Data excerpts
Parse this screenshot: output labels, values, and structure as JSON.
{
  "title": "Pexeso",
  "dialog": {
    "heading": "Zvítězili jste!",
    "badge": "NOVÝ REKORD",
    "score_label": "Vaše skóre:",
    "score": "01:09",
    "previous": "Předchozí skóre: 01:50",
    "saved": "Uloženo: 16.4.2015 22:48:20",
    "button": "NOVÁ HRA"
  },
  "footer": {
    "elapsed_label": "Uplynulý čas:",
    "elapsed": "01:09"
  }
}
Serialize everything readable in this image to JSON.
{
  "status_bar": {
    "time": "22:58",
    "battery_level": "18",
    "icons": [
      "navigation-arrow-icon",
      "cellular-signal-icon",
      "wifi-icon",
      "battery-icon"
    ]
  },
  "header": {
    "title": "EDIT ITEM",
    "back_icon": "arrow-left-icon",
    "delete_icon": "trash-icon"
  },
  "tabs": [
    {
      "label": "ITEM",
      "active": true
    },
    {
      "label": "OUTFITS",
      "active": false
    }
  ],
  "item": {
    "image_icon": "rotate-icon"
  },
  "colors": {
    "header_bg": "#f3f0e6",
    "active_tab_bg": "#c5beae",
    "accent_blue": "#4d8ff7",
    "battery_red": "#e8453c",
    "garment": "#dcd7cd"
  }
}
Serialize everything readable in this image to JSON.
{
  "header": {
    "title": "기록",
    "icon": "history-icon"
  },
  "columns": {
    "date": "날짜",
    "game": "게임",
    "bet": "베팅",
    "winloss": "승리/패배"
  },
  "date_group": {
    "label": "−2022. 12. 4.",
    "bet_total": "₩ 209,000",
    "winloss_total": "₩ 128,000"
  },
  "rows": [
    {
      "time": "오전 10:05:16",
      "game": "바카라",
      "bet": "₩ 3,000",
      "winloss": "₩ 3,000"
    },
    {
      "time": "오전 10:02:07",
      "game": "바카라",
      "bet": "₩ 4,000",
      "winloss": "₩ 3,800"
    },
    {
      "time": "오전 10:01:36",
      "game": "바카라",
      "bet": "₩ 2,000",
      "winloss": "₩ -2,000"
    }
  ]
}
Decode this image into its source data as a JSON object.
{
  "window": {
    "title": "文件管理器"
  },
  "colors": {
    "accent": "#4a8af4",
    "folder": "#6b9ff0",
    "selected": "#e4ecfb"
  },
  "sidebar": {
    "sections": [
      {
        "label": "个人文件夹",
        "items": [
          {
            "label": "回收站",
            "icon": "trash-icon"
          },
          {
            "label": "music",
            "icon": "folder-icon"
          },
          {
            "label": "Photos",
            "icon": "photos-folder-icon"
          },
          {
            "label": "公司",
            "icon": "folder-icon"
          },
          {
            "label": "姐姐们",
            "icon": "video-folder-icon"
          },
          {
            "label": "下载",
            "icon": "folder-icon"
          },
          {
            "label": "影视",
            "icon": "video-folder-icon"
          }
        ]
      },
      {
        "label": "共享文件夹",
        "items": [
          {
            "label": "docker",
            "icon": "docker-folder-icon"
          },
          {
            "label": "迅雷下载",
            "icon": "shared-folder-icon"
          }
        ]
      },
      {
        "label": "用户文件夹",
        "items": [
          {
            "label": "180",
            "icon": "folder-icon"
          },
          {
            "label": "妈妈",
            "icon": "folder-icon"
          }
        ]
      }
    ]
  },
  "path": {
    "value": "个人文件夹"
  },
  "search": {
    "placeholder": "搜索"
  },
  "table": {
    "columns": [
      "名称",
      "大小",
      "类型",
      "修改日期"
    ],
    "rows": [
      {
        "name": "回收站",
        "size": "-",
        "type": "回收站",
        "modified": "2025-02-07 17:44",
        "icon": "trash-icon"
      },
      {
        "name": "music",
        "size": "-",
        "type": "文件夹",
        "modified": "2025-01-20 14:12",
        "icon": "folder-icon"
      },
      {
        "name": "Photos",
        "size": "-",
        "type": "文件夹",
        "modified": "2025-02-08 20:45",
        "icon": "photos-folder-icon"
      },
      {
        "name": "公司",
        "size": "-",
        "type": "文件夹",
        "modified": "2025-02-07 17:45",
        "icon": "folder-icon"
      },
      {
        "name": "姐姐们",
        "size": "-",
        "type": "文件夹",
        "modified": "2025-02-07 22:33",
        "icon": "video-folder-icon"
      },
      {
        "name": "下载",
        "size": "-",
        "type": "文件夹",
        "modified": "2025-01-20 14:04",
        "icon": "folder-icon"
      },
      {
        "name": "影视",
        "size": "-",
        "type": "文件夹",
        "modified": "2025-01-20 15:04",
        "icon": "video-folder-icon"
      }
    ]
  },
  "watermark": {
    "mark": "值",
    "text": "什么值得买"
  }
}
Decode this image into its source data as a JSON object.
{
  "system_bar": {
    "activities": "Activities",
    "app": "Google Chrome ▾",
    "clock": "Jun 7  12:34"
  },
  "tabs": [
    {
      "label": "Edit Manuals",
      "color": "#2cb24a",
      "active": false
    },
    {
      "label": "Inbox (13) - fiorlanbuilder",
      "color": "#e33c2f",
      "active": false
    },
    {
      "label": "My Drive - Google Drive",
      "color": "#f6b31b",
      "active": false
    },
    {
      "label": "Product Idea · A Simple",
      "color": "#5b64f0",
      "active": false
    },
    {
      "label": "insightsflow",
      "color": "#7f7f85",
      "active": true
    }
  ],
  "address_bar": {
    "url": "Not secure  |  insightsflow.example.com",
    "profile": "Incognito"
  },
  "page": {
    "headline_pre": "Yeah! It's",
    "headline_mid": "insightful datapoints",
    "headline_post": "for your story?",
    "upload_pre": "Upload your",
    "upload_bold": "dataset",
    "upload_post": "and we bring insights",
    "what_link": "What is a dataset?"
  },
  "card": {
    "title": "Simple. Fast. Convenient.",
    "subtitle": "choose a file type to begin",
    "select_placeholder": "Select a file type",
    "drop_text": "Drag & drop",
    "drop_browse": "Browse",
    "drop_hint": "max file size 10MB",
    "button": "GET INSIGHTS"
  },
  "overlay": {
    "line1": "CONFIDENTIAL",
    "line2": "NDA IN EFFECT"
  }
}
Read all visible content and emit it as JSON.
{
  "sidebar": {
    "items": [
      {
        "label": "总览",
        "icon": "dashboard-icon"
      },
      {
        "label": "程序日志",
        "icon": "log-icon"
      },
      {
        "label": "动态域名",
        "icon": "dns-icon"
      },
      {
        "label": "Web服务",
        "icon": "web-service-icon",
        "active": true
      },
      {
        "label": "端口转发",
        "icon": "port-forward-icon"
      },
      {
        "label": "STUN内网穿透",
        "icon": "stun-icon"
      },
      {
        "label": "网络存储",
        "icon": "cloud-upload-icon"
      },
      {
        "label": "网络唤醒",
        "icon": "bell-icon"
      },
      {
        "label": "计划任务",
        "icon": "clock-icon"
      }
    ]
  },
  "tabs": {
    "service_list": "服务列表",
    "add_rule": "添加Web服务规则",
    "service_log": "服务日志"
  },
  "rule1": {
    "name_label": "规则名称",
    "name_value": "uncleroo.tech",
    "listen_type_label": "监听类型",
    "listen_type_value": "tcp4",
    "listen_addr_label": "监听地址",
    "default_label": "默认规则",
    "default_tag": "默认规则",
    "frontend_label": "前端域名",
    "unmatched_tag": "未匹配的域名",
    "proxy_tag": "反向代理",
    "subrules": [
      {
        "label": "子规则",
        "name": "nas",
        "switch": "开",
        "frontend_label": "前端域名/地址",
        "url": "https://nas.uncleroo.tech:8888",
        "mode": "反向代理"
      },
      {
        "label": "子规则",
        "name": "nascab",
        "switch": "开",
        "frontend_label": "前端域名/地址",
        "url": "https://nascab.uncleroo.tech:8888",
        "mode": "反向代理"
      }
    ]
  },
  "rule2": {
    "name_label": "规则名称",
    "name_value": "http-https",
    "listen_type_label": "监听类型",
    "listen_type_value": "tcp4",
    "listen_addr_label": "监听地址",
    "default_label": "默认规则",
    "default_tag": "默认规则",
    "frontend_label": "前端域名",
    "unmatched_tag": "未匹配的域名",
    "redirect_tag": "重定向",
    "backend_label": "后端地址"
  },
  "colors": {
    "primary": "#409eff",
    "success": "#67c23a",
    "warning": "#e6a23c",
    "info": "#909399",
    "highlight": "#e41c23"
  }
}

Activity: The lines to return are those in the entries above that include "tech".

Solution for this task:
    "name_value": "uncleroo.tech",
        "url": "https://nas.uncleroo.tech:8888",
        "url": "https://nascab.uncleroo.tech:8888",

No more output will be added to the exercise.